* Exercise *
Set down each record below precisely, skipping the pictures.

□ □ □

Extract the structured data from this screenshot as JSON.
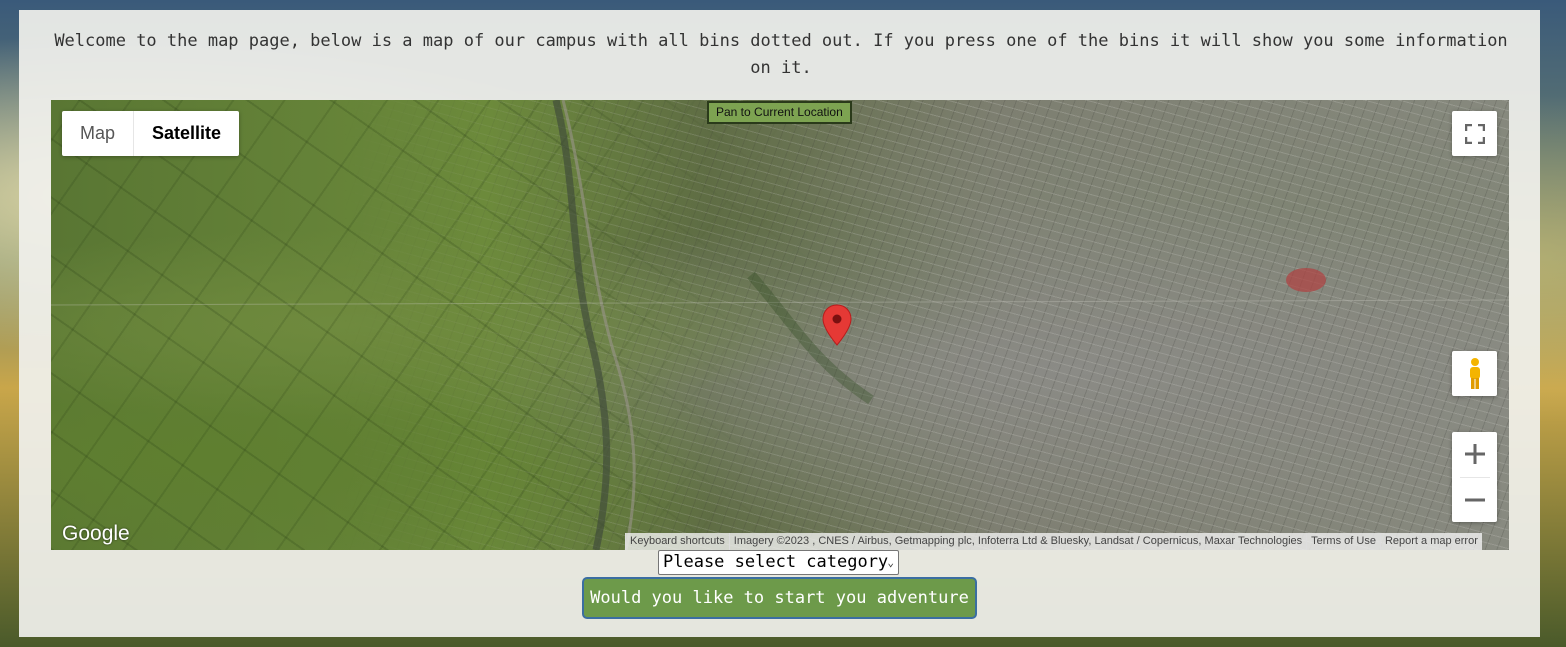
{
  "intro_text": "Welcome to the map page, below is a map of our campus with all bins dotted out. If you press one of the bins it will show you some information on it.",
  "map": {
    "map_type_options": [
      "Map",
      "Satellite"
    ],
    "selected_map_type": "Satellite",
    "pan_button": "Pan to Current Location",
    "fullscreen_icon": "fullscreen-icon",
    "pegman_icon": "street-view-pegman-icon",
    "zoom_in_icon": "plus-icon",
    "zoom_out_icon": "minus-icon",
    "marker_icon": "map-pin-icon",
    "marker_color": "#e53935",
    "logo": "Google",
    "attribution": {
      "shortcuts": "Keyboard shortcuts",
      "imagery": "Imagery ©2023 , CNES / Airbus, Getmapping plc, Infoterra Ltd & Bluesky, Landsat / Copernicus, Maxar Technologies",
      "terms": "Terms of Use",
      "report": "Report a map error"
    }
  },
  "category_select": {
    "value": "Please select category",
    "chevron_icon": "chevron-down-icon"
  },
  "adventure_button": "Would you like to start you adventure",
  "colors": {
    "button_bg": "#6d9a4a",
    "button_border": "#3b6ea1",
    "panel_bg": "#f0f0ec"
  }
}
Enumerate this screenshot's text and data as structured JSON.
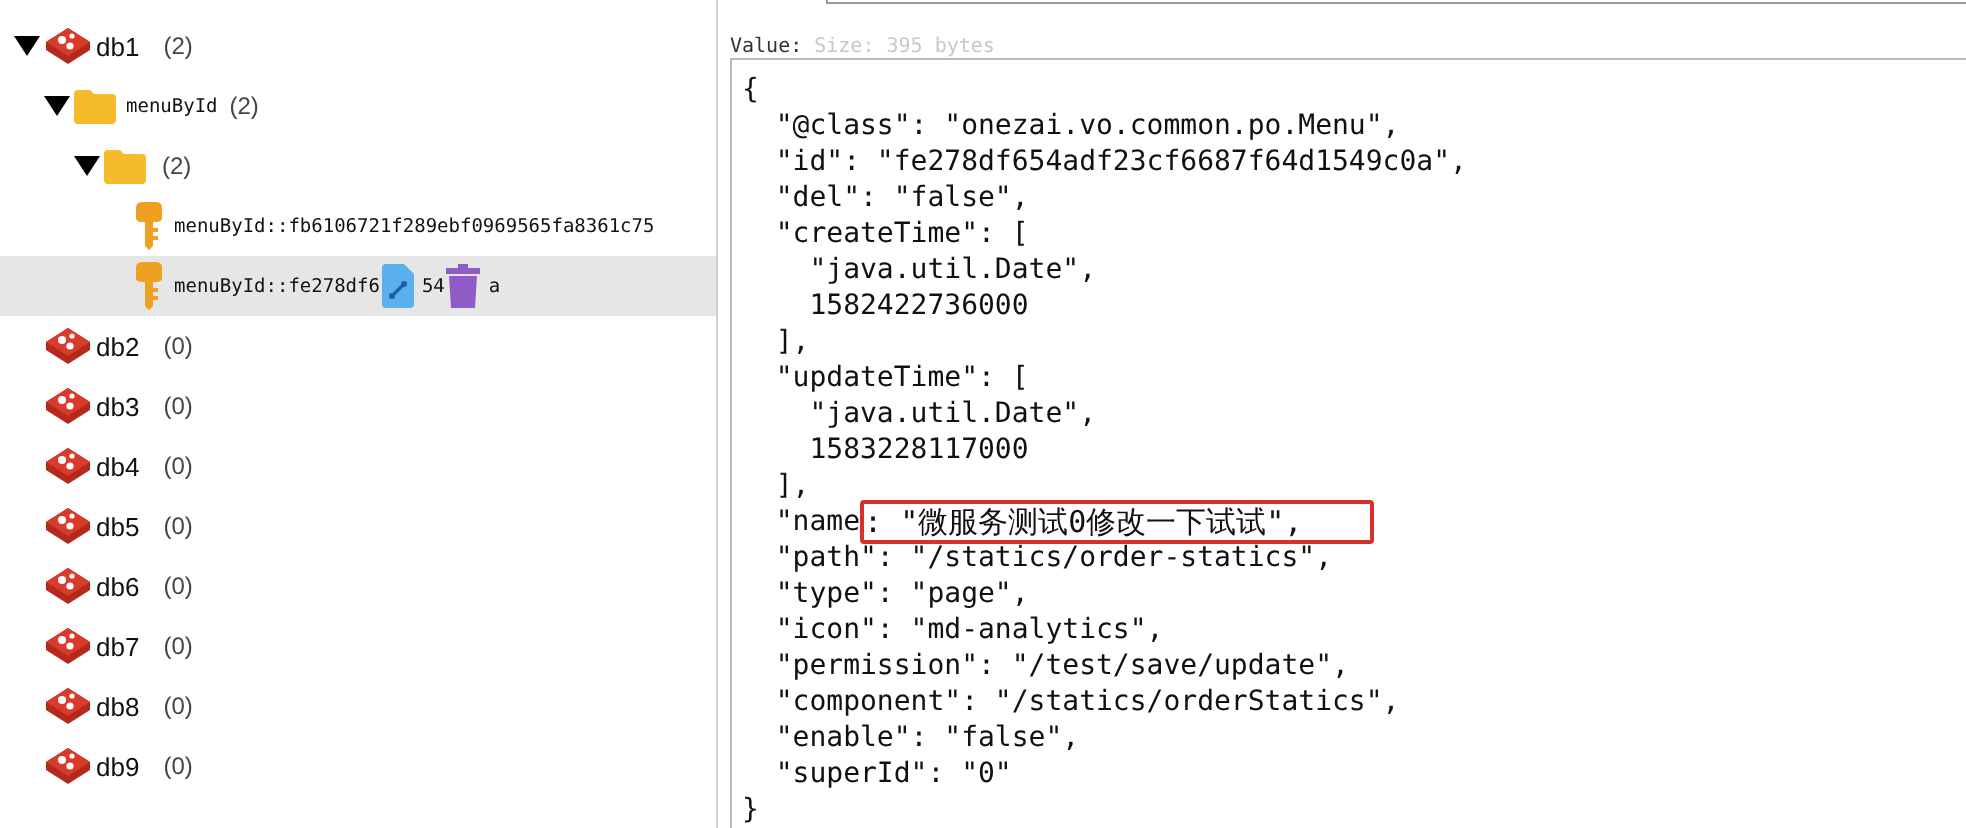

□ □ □

* Output below *
Extract the structured data from this screenshot as JSON.
{
  "intro_text": "Welcome to the map page, below is a map of our campus with all bins dotted out. If you press one of the bins it will show you some information on it.",
  "map": {
    "map_type_options": [
      "Map",
      "Satellite"
    ],
    "selected_map_type": "Satellite",
    "pan_button": "Pan to Current Location",
    "fullscreen_icon": "fullscreen-icon",
    "pegman_icon": "street-view-pegman-icon",
    "zoom_in_icon": "plus-icon",
    "zoom_out_icon": "minus-icon",
    "marker_icon": "map-pin-icon",
    "marker_color": "#e53935",
    "logo": "Google",
    "attribution": {
      "shortcuts": "Keyboard shortcuts",
      "imagery": "Imagery ©2023 , CNES / Airbus, Getmapping plc, Infoterra Ltd & Bluesky, Landsat / Copernicus, Maxar Technologies",
      "terms": "Terms of Use",
      "report": "Report a map error"
    }
  },
  "category_select": {
    "value": "Please select category",
    "chevron_icon": "chevron-down-icon"
  },
  "adventure_button": "Would you like to start you adventure",
  "colors": {
    "button_bg": "#6d9a4a",
    "button_border": "#3b6ea1",
    "panel_bg": "#f0f0ec"
  }
}
Enumerate this screenshot's text and data as structured JSON.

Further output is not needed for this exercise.